> Task:
Reproduce the data in full, exactly.

> Task inputs:
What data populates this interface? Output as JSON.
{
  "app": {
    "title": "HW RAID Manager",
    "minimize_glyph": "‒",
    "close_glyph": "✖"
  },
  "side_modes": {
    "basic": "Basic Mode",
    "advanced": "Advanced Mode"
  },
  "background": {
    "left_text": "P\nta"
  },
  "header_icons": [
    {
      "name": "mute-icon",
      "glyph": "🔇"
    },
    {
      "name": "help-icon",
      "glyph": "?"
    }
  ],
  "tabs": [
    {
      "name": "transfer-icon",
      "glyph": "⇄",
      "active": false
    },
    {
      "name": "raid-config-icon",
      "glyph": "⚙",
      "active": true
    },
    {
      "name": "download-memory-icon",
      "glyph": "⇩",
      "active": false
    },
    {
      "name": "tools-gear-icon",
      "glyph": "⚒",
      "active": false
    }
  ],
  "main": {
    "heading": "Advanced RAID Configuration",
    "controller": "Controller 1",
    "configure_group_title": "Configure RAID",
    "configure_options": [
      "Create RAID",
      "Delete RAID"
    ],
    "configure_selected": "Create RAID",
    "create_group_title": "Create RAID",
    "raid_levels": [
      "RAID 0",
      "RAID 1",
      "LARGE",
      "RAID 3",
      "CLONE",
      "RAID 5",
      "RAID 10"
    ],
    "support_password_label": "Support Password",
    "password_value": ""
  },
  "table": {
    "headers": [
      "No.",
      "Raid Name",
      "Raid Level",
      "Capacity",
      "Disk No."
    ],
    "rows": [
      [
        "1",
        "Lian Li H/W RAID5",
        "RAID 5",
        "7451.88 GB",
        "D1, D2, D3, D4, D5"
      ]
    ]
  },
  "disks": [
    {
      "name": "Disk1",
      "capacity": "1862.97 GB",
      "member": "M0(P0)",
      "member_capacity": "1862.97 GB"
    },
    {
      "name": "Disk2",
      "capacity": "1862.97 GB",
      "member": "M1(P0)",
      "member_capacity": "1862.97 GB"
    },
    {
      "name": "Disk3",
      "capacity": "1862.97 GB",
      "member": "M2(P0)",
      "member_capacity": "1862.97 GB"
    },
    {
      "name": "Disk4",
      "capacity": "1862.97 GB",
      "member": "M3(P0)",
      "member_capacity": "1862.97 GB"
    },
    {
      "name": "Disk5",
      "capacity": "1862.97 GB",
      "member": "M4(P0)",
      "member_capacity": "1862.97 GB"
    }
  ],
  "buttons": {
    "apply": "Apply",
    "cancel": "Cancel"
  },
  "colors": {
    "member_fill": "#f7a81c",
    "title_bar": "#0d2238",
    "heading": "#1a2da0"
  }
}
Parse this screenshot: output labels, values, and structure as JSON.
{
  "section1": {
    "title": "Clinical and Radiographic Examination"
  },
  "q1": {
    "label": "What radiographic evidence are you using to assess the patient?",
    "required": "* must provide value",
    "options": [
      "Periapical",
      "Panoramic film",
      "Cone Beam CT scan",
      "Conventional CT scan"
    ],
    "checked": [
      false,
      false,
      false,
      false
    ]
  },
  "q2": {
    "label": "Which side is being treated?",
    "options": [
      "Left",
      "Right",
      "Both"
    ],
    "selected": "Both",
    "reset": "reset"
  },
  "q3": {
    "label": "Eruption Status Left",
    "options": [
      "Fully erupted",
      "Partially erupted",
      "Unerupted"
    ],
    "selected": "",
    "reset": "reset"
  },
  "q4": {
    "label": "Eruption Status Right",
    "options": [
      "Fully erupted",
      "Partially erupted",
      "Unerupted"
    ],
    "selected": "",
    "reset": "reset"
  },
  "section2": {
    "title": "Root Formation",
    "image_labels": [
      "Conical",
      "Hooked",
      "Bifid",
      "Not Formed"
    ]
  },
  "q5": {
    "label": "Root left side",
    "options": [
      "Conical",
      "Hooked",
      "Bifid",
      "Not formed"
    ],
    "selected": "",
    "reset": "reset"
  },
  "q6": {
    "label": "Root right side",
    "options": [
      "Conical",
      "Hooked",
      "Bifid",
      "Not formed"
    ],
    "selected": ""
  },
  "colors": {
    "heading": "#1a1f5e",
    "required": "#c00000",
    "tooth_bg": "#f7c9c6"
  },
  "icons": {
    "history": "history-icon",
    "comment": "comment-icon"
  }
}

> Exercise solution:
What data populates this interface? Output as JSON.
{
  "app": {
    "title": "HW RAID Manager",
    "minimize_glyph": "‒",
    "close_glyph": "✖"
  },
  "side_modes": {
    "basic": "Basic Mode",
    "advanced": "Advanced Mode"
  },
  "background": {
    "left_text": "P\nta"
  },
  "header_icons": [
    {
      "name": "mute-icon",
      "glyph": "🔇"
    },
    {
      "name": "help-icon",
      "glyph": "?"
    }
  ],
  "tabs": [
    {
      "name": "transfer-icon",
      "glyph": "⇄",
      "active": false
    },
    {
      "name": "raid-config-icon",
      "glyph": "⚙",
      "active": true
    },
    {
      "name": "download-memory-icon",
      "glyph": "⇩",
      "active": false
    },
    {
      "name": "tools-gear-icon",
      "glyph": "⚒",
      "active": false
    }
  ],
  "main": {
    "heading": "Advanced RAID Configuration",
    "controller": "Controller 1",
    "configure_group_title": "Configure RAID",
    "configure_options": [
      "Create RAID",
      "Delete RAID"
    ],
    "configure_selected": "Create RAID",
    "create_group_title": "Create RAID",
    "raid_levels": [
      "RAID 0",
      "RAID 1",
      "LARGE",
      "RAID 3",
      "CLONE",
      "RAID 5",
      "RAID 10"
    ],
    "support_password_label": "Support Password",
    "password_value": ""
  },
  "table": {
    "headers": [
      "No.",
      "Raid Name",
      "Raid Level",
      "Capacity",
      "Disk No."
    ],
    "rows": [
      [
        "1",
        "Lian Li H/W RAID5",
        "RAID 5",
        "7451.88 GB",
        "D1, D2, D3, D4, D5"
      ]
    ]
  },
  "disks": [
    {
      "name": "Disk1",
      "capacity": "1862.97 GB",
      "member": "M0(P0)",
      "member_capacity": "1862.97 GB"
    },
    {
      "name": "Disk2",
      "capacity": "1862.97 GB",
      "member": "M1(P0)",
      "member_capacity": "1862.97 GB"
    },
    {
      "name": "Disk3",
      "capacity": "1862.97 GB",
      "member": "M2(P0)",
      "member_capacity": "1862.97 GB"
    },
    {
      "name": "Disk4",
      "capacity": "1862.97 GB",
      "member": "M3(P0)",
      "member_capacity": "1862.97 GB"
    },
    {
      "name": "Disk5",
      "capacity": "1862.97 GB",
      "member": "M4(P0)",
      "member_capacity": "1862.97 GB"
    }
  ],
  "buttons": {
    "apply": "Apply",
    "cancel": "Cancel"
  },
  "colors": {
    "member_fill": "#f7a81c",
    "title_bar": "#0d2238",
    "heading": "#1a2da0"
  }
}
Parse this screenshot: output labels, values, and structure as JSON.
{
  "section1": {
    "title": "Clinical and Radiographic Examination"
  },
  "q1": {
    "label": "What radiographic evidence are you using to assess the patient?",
    "required": "* must provide value",
    "options": [
      "Periapical",
      "Panoramic film",
      "Cone Beam CT scan",
      "Conventional CT scan"
    ],
    "checked": [
      false,
      false,
      false,
      false
    ]
  },
  "q2": {
    "label": "Which side is being treated?",
    "options": [
      "Left",
      "Right",
      "Both"
    ],
    "selected": "Both",
    "reset": "reset"
  },
  "q3": {
    "label": "Eruption Status Left",
    "options": [
      "Fully erupted",
      "Partially erupted",
      "Unerupted"
    ],
    "selected": "",
    "reset": "reset"
  },
  "q4": {
    "label": "Eruption Status Right",
    "options": [
      "Fully erupted",
      "Partially erupted",
      "Unerupted"
    ],
    "selected": "",
    "reset": "reset"
  },
  "section2": {
    "title": "Root Formation",
    "image_labels": [
      "Conical",
      "Hooked",
      "Bifid",
      "Not Formed"
    ]
  },
  "q5": {
    "label": "Root left side",
    "options": [
      "Conical",
      "Hooked",
      "Bifid",
      "Not formed"
    ],
    "selected": "",
    "reset": "reset"
  },
  "q6": {
    "label": "Root right side",
    "options": [
      "Conical",
      "Hooked",
      "Bifid",
      "Not formed"
    ],
    "selected": ""
  },
  "colors": {
    "heading": "#1a1f5e",
    "required": "#c00000",
    "tooth_bg": "#f7c9c6"
  },
  "icons": {
    "history": "history-icon",
    "comment": "comment-icon"
  }
}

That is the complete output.